**Exercise objective:** When you copy the data that follows, reproduce every word exactly and leave out the images.

= = = =

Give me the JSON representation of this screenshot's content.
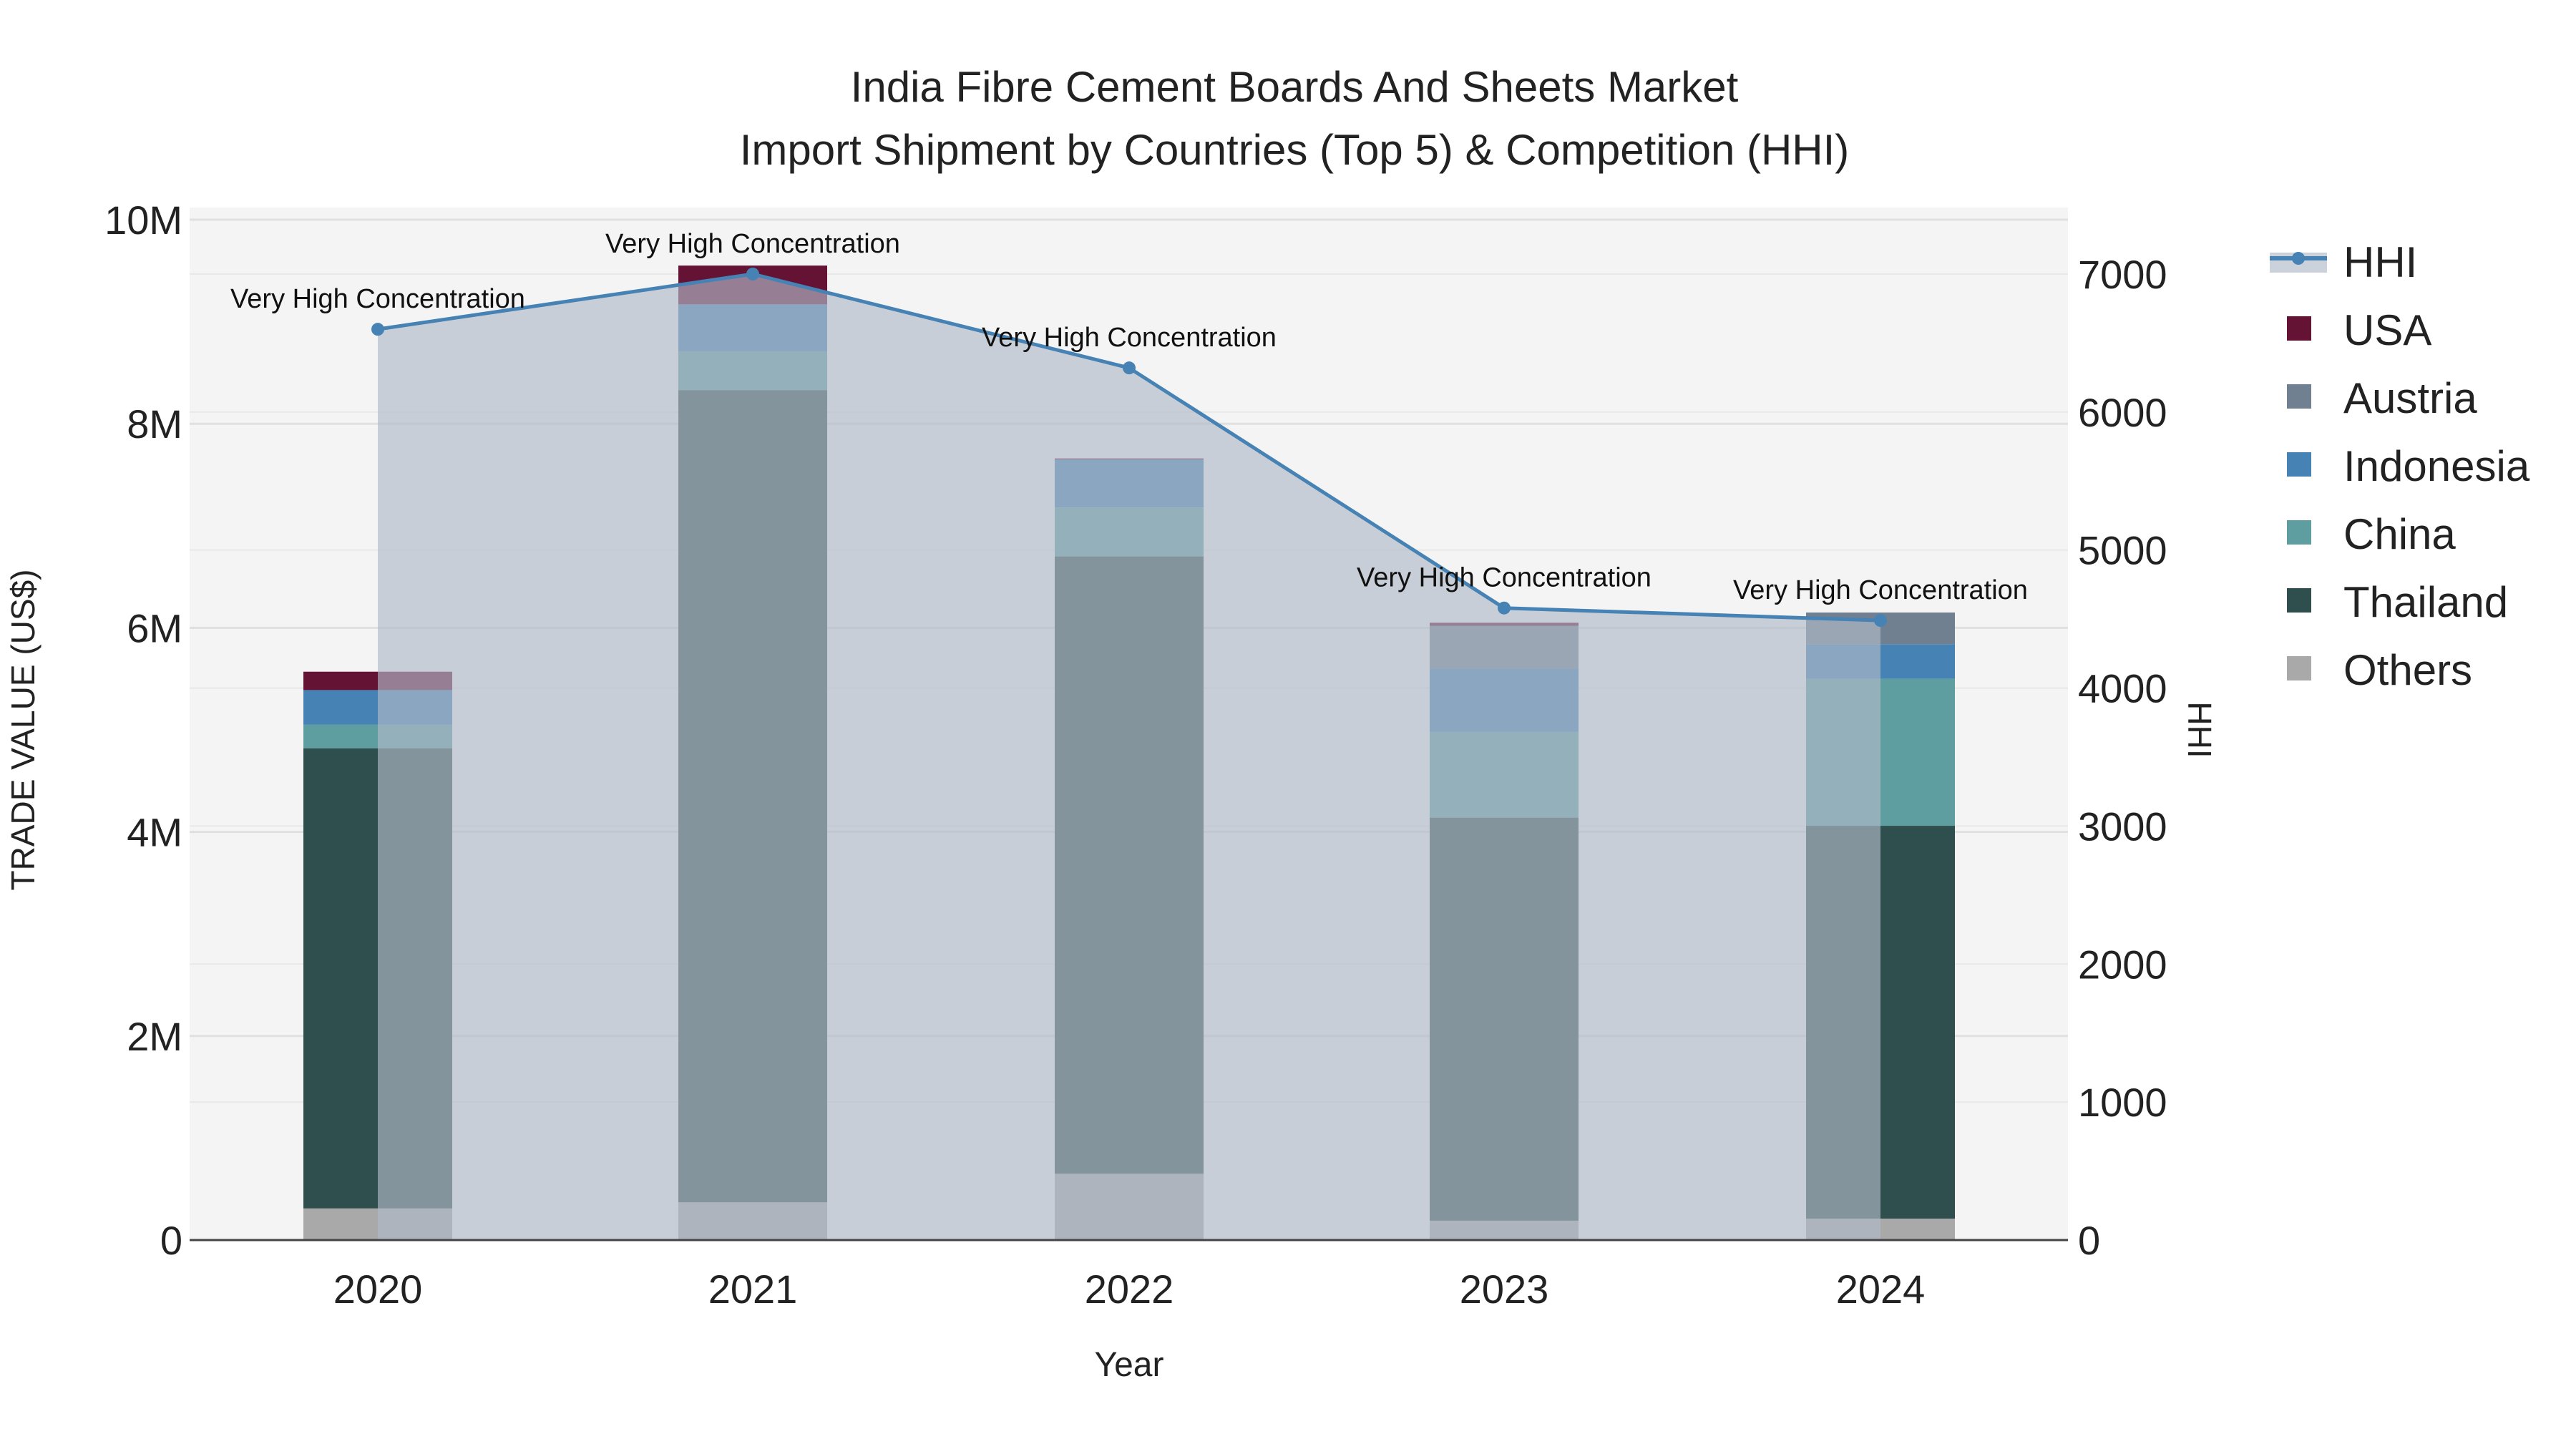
{
  "chart_data": {
    "type": "bar",
    "stacked": true,
    "title": "India Fibre Cement Boards And Sheets Market",
    "subtitle": "Import Shipment by Countries (Top 5) & Competition (HHI)",
    "xlabel": "Year",
    "ylabel": "TRADE VALUE (US$)",
    "y2label": "HHI",
    "categories": [
      "2020",
      "2021",
      "2022",
      "2023",
      "2024"
    ],
    "ylim": [
      0,
      10000000
    ],
    "y_ticks": [
      "0",
      "2M",
      "4M",
      "6M",
      "8M",
      "10M"
    ],
    "y2lim": [
      0,
      7500
    ],
    "y2_ticks": [
      "0",
      "1000",
      "2000",
      "3000",
      "4000",
      "5000",
      "6000",
      "7000"
    ],
    "series": [
      {
        "name": "Others",
        "color": "#a9a9a9",
        "values": [
          310000,
          370000,
          650000,
          190000,
          210000
        ]
      },
      {
        "name": "Thailand",
        "color": "#2f4f4f",
        "values": [
          4510000,
          7960000,
          6050000,
          3950000,
          3850000
        ]
      },
      {
        "name": "China",
        "color": "#5f9ea0",
        "values": [
          230000,
          380000,
          480000,
          840000,
          1440000
        ]
      },
      {
        "name": "Indonesia",
        "color": "#4682b4",
        "values": [
          340000,
          460000,
          470000,
          620000,
          340000
        ]
      },
      {
        "name": "Austria",
        "color": "#708090",
        "values": [
          0,
          0,
          0,
          420000,
          310000
        ]
      },
      {
        "name": "USA",
        "color": "#641334",
        "values": [
          180000,
          380000,
          10000,
          30000,
          0
        ]
      }
    ],
    "line": {
      "name": "HHI",
      "color": "#4682b4",
      "values": [
        6600,
        7000,
        6320,
        4580,
        4490
      ],
      "annotations": [
        "Very High Concentration",
        "Very High Concentration",
        "Very High Concentration",
        "Very High Concentration",
        "Very High Concentration"
      ]
    },
    "legend": [
      "HHI",
      "USA",
      "Austria",
      "Indonesia",
      "China",
      "Thailand",
      "Others"
    ],
    "legend_position": "right",
    "grid": true
  }
}
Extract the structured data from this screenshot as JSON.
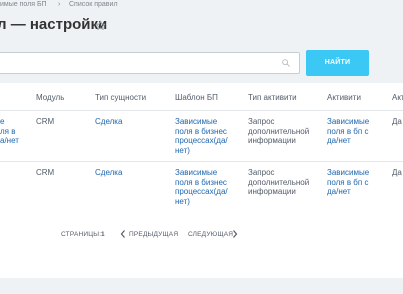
{
  "breadcrumbs": {
    "items": [
      "имые поля БП",
      "Список правил"
    ],
    "separator": "›"
  },
  "header": {
    "title": "л — настройки",
    "star_icon": "star-icon"
  },
  "search": {
    "value": "",
    "placeholder": "",
    "icon": "search-icon",
    "button_label": "НАЙТИ"
  },
  "grid": {
    "columns": [
      "Модуль",
      "Тип сущности",
      "Шаблон БП",
      "Тип активити",
      "Активити",
      "Акт"
    ],
    "rows": [
      {
        "first": "е\nля в\nа/нет",
        "module": "CRM",
        "entity": "Сделка",
        "template": "Зависимые\nполя в бизнес\nпроцессах(да/\nнет)",
        "activity_type": "Запрос\nдополнительной\nинформации",
        "activity": "Зависимые\nполя в бп с\nда/нет",
        "last": "Да"
      },
      {
        "first": "",
        "module": "CRM",
        "entity": "Сделка",
        "template": "Зависимые\nполя в бизнес\nпроцессах(да/\nнет)",
        "activity_type": "Запрос\nдополнительной\nинформации",
        "activity": "Зависимые\nполя в бп с\nда/нет",
        "last": "Да"
      }
    ]
  },
  "pager": {
    "pages_label": "СТРАНИЦЫ:",
    "current_page": "1",
    "prev_label": "ПРЕДЫДУЩАЯ",
    "next_label": "СЛЕДУЮЩАЯ"
  },
  "colors": {
    "accent": "#3bc8f5",
    "link": "#2067b0",
    "background": "#eef2f4"
  }
}
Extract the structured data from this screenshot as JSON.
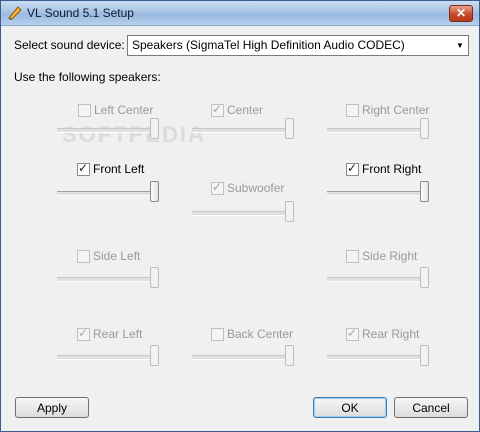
{
  "window": {
    "title": "VL Sound 5.1 Setup",
    "close_label": "✕"
  },
  "device": {
    "label": "Select sound device:",
    "selected": "Speakers (SigmaTel High Definition Audio CODEC)"
  },
  "speakers_label": "Use the following speakers:",
  "speakers": {
    "left_center": {
      "label": "Left Center",
      "checked": false,
      "enabled": false
    },
    "center": {
      "label": "Center",
      "checked": true,
      "enabled": false
    },
    "right_center": {
      "label": "Right Center",
      "checked": false,
      "enabled": false
    },
    "front_left": {
      "label": "Front Left",
      "checked": true,
      "enabled": true
    },
    "subwoofer": {
      "label": "Subwoofer",
      "checked": true,
      "enabled": false
    },
    "front_right": {
      "label": "Front Right",
      "checked": true,
      "enabled": true
    },
    "side_left": {
      "label": "Side Left",
      "checked": false,
      "enabled": false
    },
    "side_right": {
      "label": "Side Right",
      "checked": false,
      "enabled": false
    },
    "rear_left": {
      "label": "Rear Left",
      "checked": true,
      "enabled": false
    },
    "back_center": {
      "label": "Back Center",
      "checked": false,
      "enabled": false
    },
    "rear_right": {
      "label": "Rear Right",
      "checked": true,
      "enabled": false
    }
  },
  "buttons": {
    "apply": "Apply",
    "ok": "OK",
    "cancel": "Cancel"
  }
}
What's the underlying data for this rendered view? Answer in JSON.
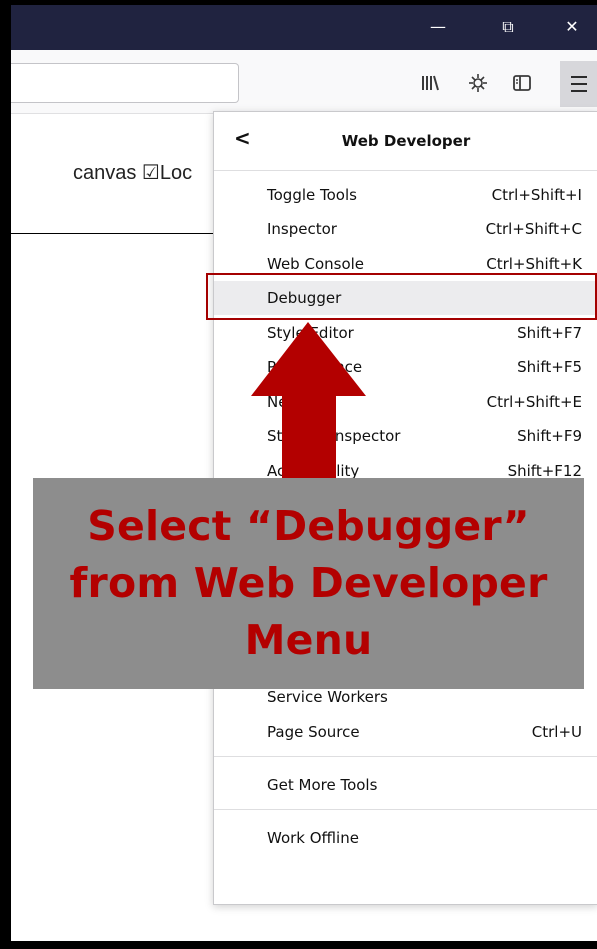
{
  "window": {
    "controls": {
      "minimize": "—",
      "restore": "⧉",
      "close": "✕"
    }
  },
  "toolbar": {
    "icons": [
      "library-icon",
      "extension-icon",
      "sidebar-icon",
      "hamburger-menu-icon"
    ]
  },
  "content": {
    "text": "canvas ☑Loc"
  },
  "menu": {
    "back": "<",
    "title": "Web Developer",
    "items": [
      {
        "label": "Toggle Tools",
        "shortcut": "Ctrl+Shift+I"
      },
      {
        "label": "Inspector",
        "shortcut": "Ctrl+Shift+C"
      },
      {
        "label": "Web Console",
        "shortcut": "Ctrl+Shift+K"
      },
      {
        "label": "Debugger",
        "shortcut": ""
      },
      {
        "label": "Style Editor",
        "shortcut": "Shift+F7"
      },
      {
        "label": "Performance",
        "shortcut": "Shift+F5"
      },
      {
        "label": "Network",
        "shortcut": "Ctrl+Shift+E"
      },
      {
        "label": "Storage Inspector",
        "shortcut": "Shift+F9"
      },
      {
        "label": "Accessibility",
        "shortcut": "Shift+F12"
      }
    ],
    "items_lower": [
      {
        "label": "Service Workers",
        "shortcut": ""
      },
      {
        "label": "Page Source",
        "shortcut": "Ctrl+U"
      }
    ],
    "get_more": "Get More Tools",
    "work_offline": "Work Offline"
  },
  "annotation": {
    "callout": "Select “Debugger”\nfrom Web Developer\nMenu",
    "colors": {
      "text": "#b30000",
      "box": "#8d8d8d",
      "arrow": "#b30000",
      "highlight_border": "#a40000"
    }
  }
}
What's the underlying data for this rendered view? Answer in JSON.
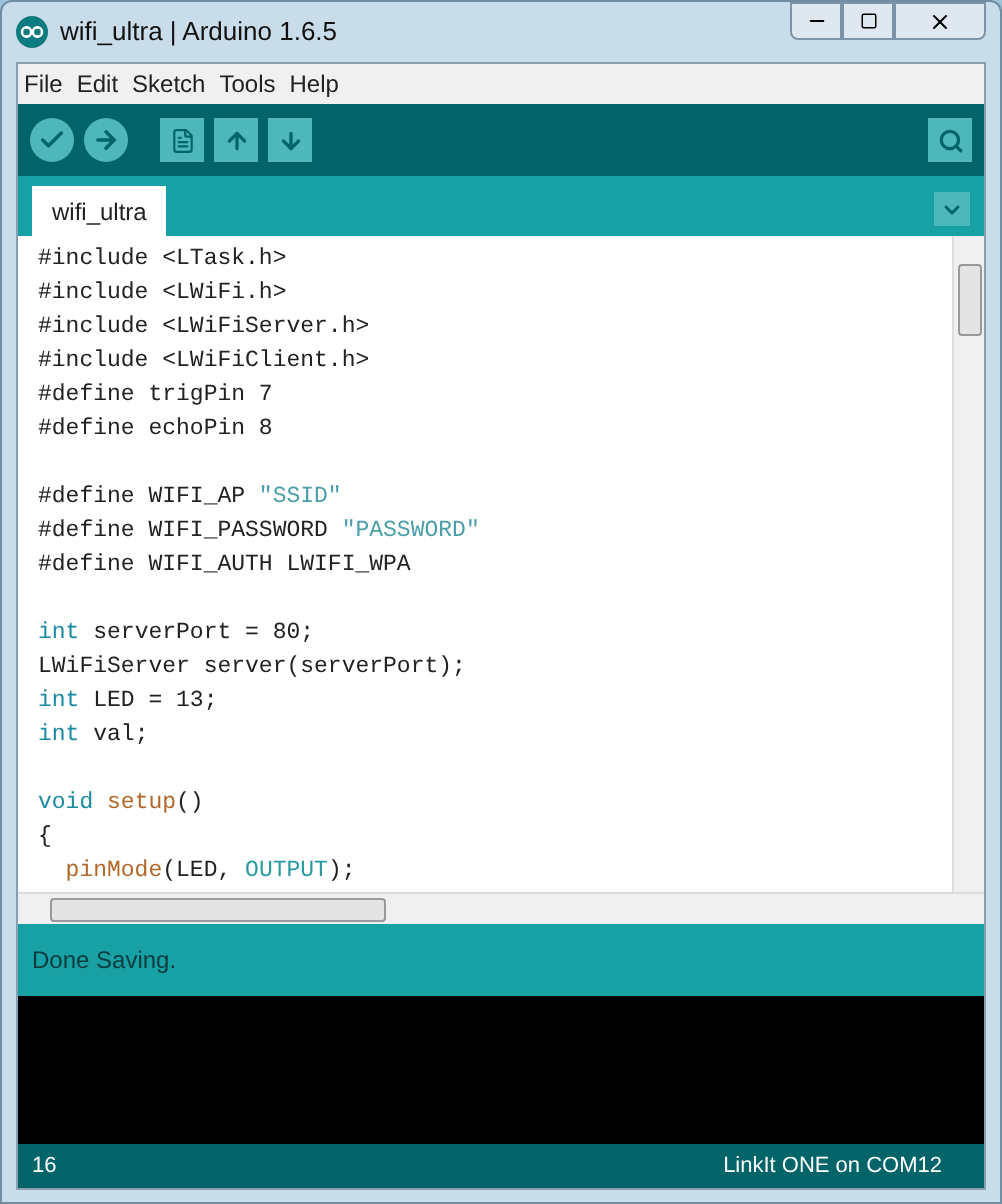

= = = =

**Solution for this task:**
Give me the JSON representation of this screenshot's content.
{
  "chart_data": {
    "type": "bar",
    "stacked": true,
    "title": "India Fibre Cement Boards And Sheets Market",
    "subtitle": "Import Shipment by Countries (Top 5) & Competition (HHI)",
    "xlabel": "Year",
    "ylabel": "TRADE VALUE (US$)",
    "y2label": "HHI",
    "categories": [
      "2020",
      "2021",
      "2022",
      "2023",
      "2024"
    ],
    "ylim": [
      0,
      10000000
    ],
    "y_ticks": [
      "0",
      "2M",
      "4M",
      "6M",
      "8M",
      "10M"
    ],
    "y2lim": [
      0,
      7500
    ],
    "y2_ticks": [
      "0",
      "1000",
      "2000",
      "3000",
      "4000",
      "5000",
      "6000",
      "7000"
    ],
    "series": [
      {
        "name": "Others",
        "color": "#a9a9a9",
        "values": [
          310000,
          370000,
          650000,
          190000,
          210000
        ]
      },
      {
        "name": "Thailand",
        "color": "#2f4f4f",
        "values": [
          4510000,
          7960000,
          6050000,
          3950000,
          3850000
        ]
      },
      {
        "name": "China",
        "color": "#5f9ea0",
        "values": [
          230000,
          380000,
          480000,
          840000,
          1440000
        ]
      },
      {
        "name": "Indonesia",
        "color": "#4682b4",
        "values": [
          340000,
          460000,
          470000,
          620000,
          340000
        ]
      },
      {
        "name": "Austria",
        "color": "#708090",
        "values": [
          0,
          0,
          0,
          420000,
          310000
        ]
      },
      {
        "name": "USA",
        "color": "#641334",
        "values": [
          180000,
          380000,
          10000,
          30000,
          0
        ]
      }
    ],
    "line": {
      "name": "HHI",
      "color": "#4682b4",
      "values": [
        6600,
        7000,
        6320,
        4580,
        4490
      ],
      "annotations": [
        "Very High Concentration",
        "Very High Concentration",
        "Very High Concentration",
        "Very High Concentration",
        "Very High Concentration"
      ]
    },
    "legend": [
      "HHI",
      "USA",
      "Austria",
      "Indonesia",
      "China",
      "Thailand",
      "Others"
    ],
    "legend_position": "right",
    "grid": true
  }
}
Extract the structured data from this screenshot as JSON.
{
  "breadcrumbs": {
    "items": [
      "имые поля БП",
      "Список правил"
    ],
    "separator": "›"
  },
  "header": {
    "title": "л — настройки",
    "star_icon": "star-icon"
  },
  "search": {
    "value": "",
    "placeholder": "",
    "icon": "search-icon",
    "button_label": "НАЙТИ"
  },
  "grid": {
    "columns": [
      "Модуль",
      "Тип сущности",
      "Шаблон БП",
      "Тип активити",
      "Активити",
      "Акт"
    ],
    "rows": [
      {
        "first": "е\nля в\nа/нет",
        "module": "CRM",
        "entity": "Сделка",
        "template": "Зависимые\nполя в бизнес\nпроцессах(да/\nнет)",
        "activity_type": "Запрос\nдополнительной\nинформации",
        "activity": "Зависимые\nполя в бп с\nда/нет",
        "last": "Да"
      },
      {
        "first": "",
        "module": "CRM",
        "entity": "Сделка",
        "template": "Зависимые\nполя в бизнес\nпроцессах(да/\nнет)",
        "activity_type": "Запрос\nдополнительной\nинформации",
        "activity": "Зависимые\nполя в бп с\nда/нет",
        "last": "Да"
      }
    ]
  },
  "pager": {
    "pages_label": "СТРАНИЦЫ:",
    "current_page": "1",
    "prev_label": "ПРЕДЫДУЩАЯ",
    "next_label": "СЛЕДУЮЩАЯ"
  },
  "colors": {
    "accent": "#3bc8f5",
    "link": "#2067b0",
    "background": "#eef2f4"
  }
}
Extract the structured data from this screenshot as JSON.
{
  "window": {
    "title": "VL Sound 5.1 Setup",
    "close_label": "✕"
  },
  "device": {
    "label": "Select sound device:",
    "selected": "Speakers (SigmaTel High Definition Audio CODEC)"
  },
  "speakers_label": "Use the following speakers:",
  "speakers": {
    "left_center": {
      "label": "Left Center",
      "checked": false,
      "enabled": false
    },
    "center": {
      "label": "Center",
      "checked": true,
      "enabled": false
    },
    "right_center": {
      "label": "Right Center",
      "checked": false,
      "enabled": false
    },
    "front_left": {
      "label": "Front Left",
      "checked": true,
      "enabled": true
    },
    "subwoofer": {
      "label": "Subwoofer",
      "checked": true,
      "enabled": false
    },
    "front_right": {
      "label": "Front Right",
      "checked": true,
      "enabled": true
    },
    "side_left": {
      "label": "Side Left",
      "checked": false,
      "enabled": false
    },
    "side_right": {
      "label": "Side Right",
      "checked": false,
      "enabled": false
    },
    "rear_left": {
      "label": "Rear Left",
      "checked": true,
      "enabled": false
    },
    "back_center": {
      "label": "Back Center",
      "checked": false,
      "enabled": false
    },
    "rear_right": {
      "label": "Rear Right",
      "checked": true,
      "enabled": false
    }
  },
  "buttons": {
    "apply": "Apply",
    "ok": "OK",
    "cancel": "Cancel"
  }
}
What's the underlying data for this rendered view? Answer in JSON.
{
  "window": {
    "controls": {
      "minimize": "—",
      "restore": "⧉",
      "close": "✕"
    }
  },
  "toolbar": {
    "icons": [
      "library-icon",
      "extension-icon",
      "sidebar-icon",
      "hamburger-menu-icon"
    ]
  },
  "content": {
    "text": "canvas ☑Loc"
  },
  "menu": {
    "back": "<",
    "title": "Web Developer",
    "items": [
      {
        "label": "Toggle Tools",
        "shortcut": "Ctrl+Shift+I"
      },
      {
        "label": "Inspector",
        "shortcut": "Ctrl+Shift+C"
      },
      {
        "label": "Web Console",
        "shortcut": "Ctrl+Shift+K"
      },
      {
        "label": "Debugger",
        "shortcut": ""
      },
      {
        "label": "Style Editor",
        "shortcut": "Shift+F7"
      },
      {
        "label": "Performance",
        "shortcut": "Shift+F5"
      },
      {
        "label": "Network",
        "shortcut": "Ctrl+Shift+E"
      },
      {
        "label": "Storage Inspector",
        "shortcut": "Shift+F9"
      },
      {
        "label": "Accessibility",
        "shortcut": "Shift+F12"
      }
    ],
    "items_lower": [
      {
        "label": "Service Workers",
        "shortcut": ""
      },
      {
        "label": "Page Source",
        "shortcut": "Ctrl+U"
      }
    ],
    "get_more": "Get More Tools",
    "work_offline": "Work Offline"
  },
  "annotation": {
    "callout": "Select “Debugger”\nfrom Web Developer\nMenu",
    "colors": {
      "text": "#b30000",
      "box": "#8d8d8d",
      "arrow": "#b30000",
      "highlight_border": "#a40000"
    }
  }
}
What's the underlying data for this rendered view? Answer in JSON.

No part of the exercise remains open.